In Russian dad sounds like pápa (1st syllable stressed), whereas Ukrainians mostly call him táto. (Some people actually speak the mixed language so they use papa in Ukrainian, too). Actually knowing those two, I can easily understand simple phrases in Polish. Some words resemble Russian, others sound like Ukrainian, although the phonetics is totally different. What is fun for Polish people it's not easy to understand Russian or Ukrainian , because it's written in Cyrillic script, for it's not a problem, I know both scripts and some more than that))
It's „No, pa” and not quite, it would be something like „All right, bye” or „Well, bye then”.
Polish „no” is evil, it has many meanings and is 100% colloquial, so even dictionaries won't help you much – I would say it's even worse than German „Naja”(if by any chance you know what I'm talking about here), as it can work as 'OK', 'yes', 'no', 'I don't know', 'well', 'sure' and a few others too – context and prosody is very important here, so don't expect to fully 'get' „no” until something like C2 level of competence in Polish, I'm afraid. ;)

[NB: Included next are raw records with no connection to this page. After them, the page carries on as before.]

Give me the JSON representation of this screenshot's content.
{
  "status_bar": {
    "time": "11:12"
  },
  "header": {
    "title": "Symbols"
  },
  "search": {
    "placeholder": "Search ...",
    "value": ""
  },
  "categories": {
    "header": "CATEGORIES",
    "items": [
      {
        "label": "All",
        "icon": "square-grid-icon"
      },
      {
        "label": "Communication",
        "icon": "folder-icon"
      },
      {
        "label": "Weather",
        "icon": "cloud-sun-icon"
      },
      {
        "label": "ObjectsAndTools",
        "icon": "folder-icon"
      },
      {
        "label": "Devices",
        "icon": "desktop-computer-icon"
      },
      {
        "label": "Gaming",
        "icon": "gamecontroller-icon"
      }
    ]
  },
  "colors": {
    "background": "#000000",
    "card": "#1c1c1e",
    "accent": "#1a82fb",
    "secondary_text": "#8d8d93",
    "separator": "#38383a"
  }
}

IMO, quite the contrary. It's not absolutely necessary word, but not that hard to understand, actually. No can have some meanings when it's alone, but when coupled with certain words, it's mostly used as an emphasis. You can have normal „pa” (bye), NO with a comma „no, pa” (okay, bye – no is a separate word), but also NO without a comma „no pa” (bye-bye then – no strenghtens the following pa).
There are many words that can be strenghtened with „no”. See the example:
„Nie” – "no (English one)"; „No nie” – "Oh, no, come on"
„Tak” – "yes"; „No tak” – "Oh yes, how I could not think of that"
„I” – "and"; „No i?” – "So (what?)"
„Wiem” – "I know"; „No wiem” – "I know that, I'm not stupid"
And so on :)
Yeah, and then you have:
– Kochasz Ewelinę?
I know what you mean, but consider all the things we use it for, when not used as an intensifier – it can have more meanings than the famous 'k-word' and as to how much it's dependant on prosody, consider that we can't even agree, whether it's the version with comma or not that ARiepsaame heard…
I concede that the use as an intensifier is easy to explain(you just did, in full I think), but I meant the whole total of the meaning(s) of „no”. ;)